ANKARA: The Turkish man who shot Pope John Paul II in 1981 was released from prison on Monday, completing his sentence for crimes committed in Turkey.
Mehmet Ali Agca, who spent more than 29 years behind bars, waved to journalists as he left the prison in a blue sedan car in a convoy of several vehicles. He was heading to a military facility and then to a hospital to be assessed for compulsory military service. A 2006 military hospital report said he is not fit for military service because of a "severe anti-social personality disorder."
John Paul II met with Agca in Italy's Rebibbia prison in 1983 and forgave him for the shooting. The motive for the attack remains unclear.
THIS IS A BREAKING NEWS UPDATE. Check back soon for further information. AP's earlier story is below.
ANKARA, Turkey (AP) — The Turkish man who shot Pope John Paul II in 1981 was released from prison on Monday after completing his sentence for crimes committed in Turkey, television stations reported.
Mehmet Ali Agca, who spent more than 29 years in prison, will be taken to a military facility and then to a hospital to renew a 2006 military hospital report which said he is not fit for obligatory military service because of "severe anti-social personality disorder," said Gokay Gultekin, his lawyer.
There have been long-standing questions about Agca's mental health based on his frequent outbursts and claims that he was the Messiah.
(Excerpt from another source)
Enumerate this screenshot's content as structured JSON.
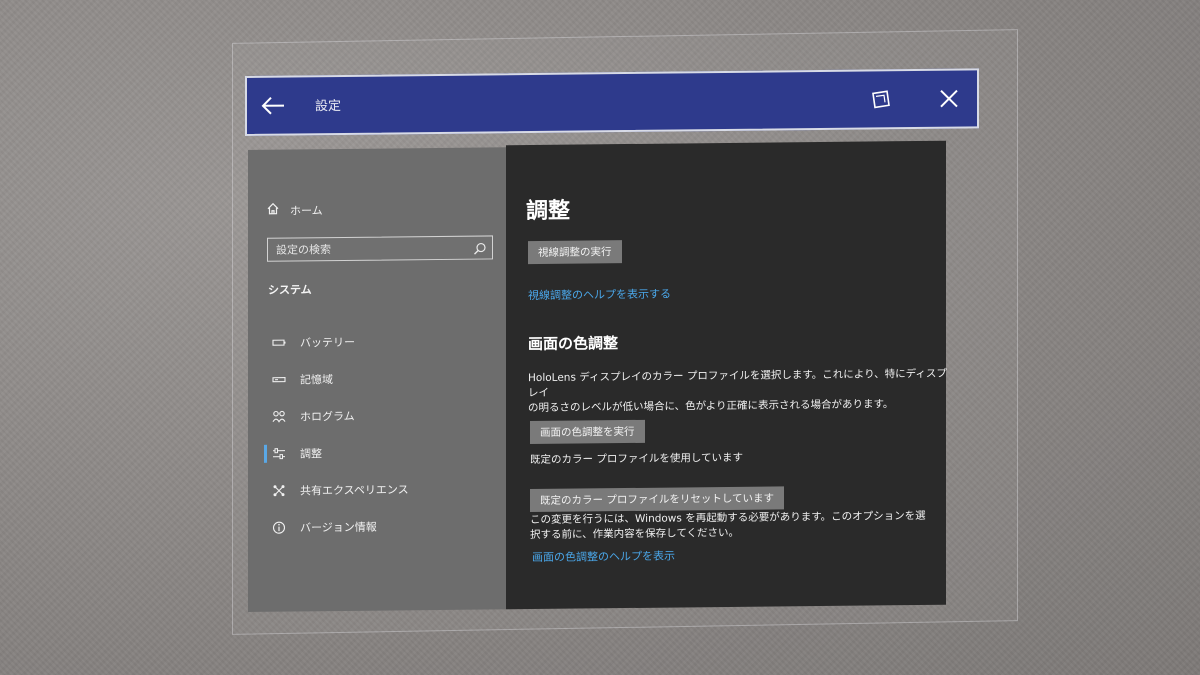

In a statement on Monday, distributed by his lawyer outside the prison in Sincan on the outskirts of Ankara, the Turkish capital, he raved again: "I proclaim the end of the world. All the world will be destroyed in this century. Every human being will die in this century. ... I am the Christ eternal."